Being the curious birding person, I turned around and pulled off the side of the road to see what had caused them to gather in such a huge group. What brought them all there was a large fish kill (fertilizer run-off from our past storms perhaps?). Absolutely stunk to high heavens, so I just jumped out of the car to snap a few pictures and then we left to find something a little more appetizing, like wildflowers.

Oh, a venue is what you call this large gathering of black vultures, just like a clowder of cats, murders of crows, etc.

Tuesday, May 3, 2011

For Purple Martins Majesty



About four years ago, I found a blogger by the name of Julie Zickefoose who was writing about birding and her life in southeast Ohio. Her blog (which was once daily, but due to life, kids and her writing has become three times a week) became the first thing that I read each morning.

Mostly I wanted to live her type of life; walking down dirt roads in Appalachian Ohio and writing about the plants, animals and birds that she saw along the way. It would have made a terrific change from working as a project coordinator for a national real estate developer (which is what I was doing four years ago).

And then the light bulb came on. I could do the exact same thing, although it would be after work or on the weekends when I had free time. There was tons of nature and fascinating sights all around; I just had to look a little more closely.

Down at Lake Brandt Marina, where I go to take pictures of sunsets or interesting cloud formations, are two poles hung with Purple Martin houses. These birds wouldn't be the type that would show up in my small garden as they require a large open area and nesting gourds on a 20-foot tall pole which I can't provide. They are quite used to humans and swirled overhead as I was taking pictures, singing what is called the "croak song".

Purple Martins are the largest of the North American swallows and nest only in human-supplied housing. In fact, scientists believe that if we stopped supplying their nests that they would soon disappear as a species.

The solid colored birds are the males and the ones with the gray bellies are, of course, the females. I need to go back early in the morning when the light is a little better to get snapshots that show the purple iridescence of the male.

(For my friends overseas, the title is a take-off on the stanza in America the Beautiful - "For purple mountains majesty, above the fruited plain.")

Also, yesterday's blog was eaten by Blogger again, so I had to reconstitute it for today.

Sunday, May 1, 2011

Sunset Sunday


This was the leading edge of that monster storm that killed more than 340 people in the Deep South - Alabama, Mississippi and Georgia. I took this last Tuesday evening in the parking lot of the asphalt plant on Burgess Road, just east of the airport.
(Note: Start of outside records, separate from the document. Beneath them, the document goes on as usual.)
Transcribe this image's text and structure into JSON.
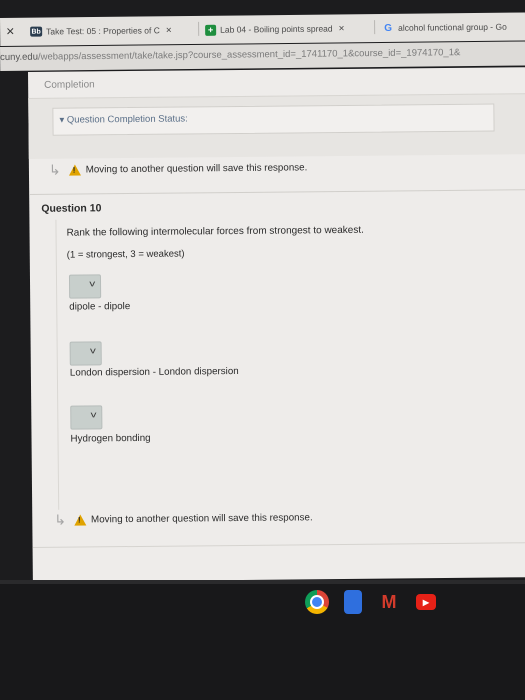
{
  "browser": {
    "window_close": "×",
    "tabs": [
      {
        "favicon": "Bb",
        "label": "Take Test: 05 : Properties of C",
        "close": "×"
      },
      {
        "favicon": "+",
        "label": "Lab 04 - Boiling points spread",
        "close": "×"
      },
      {
        "favicon": "G",
        "label": "alcohol functional group - Go"
      }
    ],
    "address": {
      "host": "cuny.edu",
      "path": "/webapps/assessment/take/take.jsp?course_assessment_id=_1741170_1&course_id=_1974170_1&"
    }
  },
  "page": {
    "completion_label": "Completion",
    "completion_status": "▾ Question Completion Status:",
    "warning_text": "Moving to another question will save this response.",
    "question_title": "Question 10",
    "prompt": "Rank the following intermolecular forces from strongest to weakest.",
    "scale": "(1 = strongest, 3 = weakest)",
    "items": [
      {
        "label": "dipole - dipole",
        "selected": ""
      },
      {
        "label": "London dispersion - London dispersion",
        "selected": ""
      },
      {
        "label": "Hydrogen bonding",
        "selected": ""
      }
    ],
    "warning_text_bottom": "Moving to another question will save this response."
  },
  "dock": {
    "apps": [
      "chrome-icon",
      "docs-icon",
      "gmail-icon",
      "youtube-icon"
    ],
    "gmail_glyph": "M",
    "youtube_glyph": "▶"
  },
  "colors": {
    "page_bg": "#eeecea",
    "warning": "#e0a300",
    "select_bg": "#c8cfcc"
  }
}
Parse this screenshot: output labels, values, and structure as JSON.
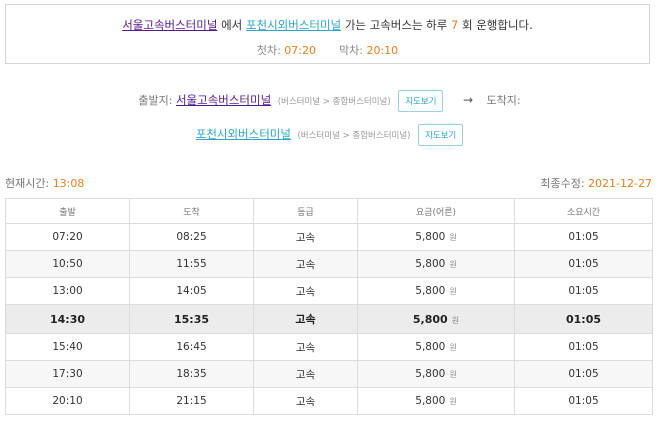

Reading over the reports of what happened, especially in Tuscaloosa, Alabama, I see how fortunate that we were here in Greensboro.

You can find Sunset Sundays over at Finding Another View. I'm doing this with Anyes at Far away in the Sunshine as an ongoing project.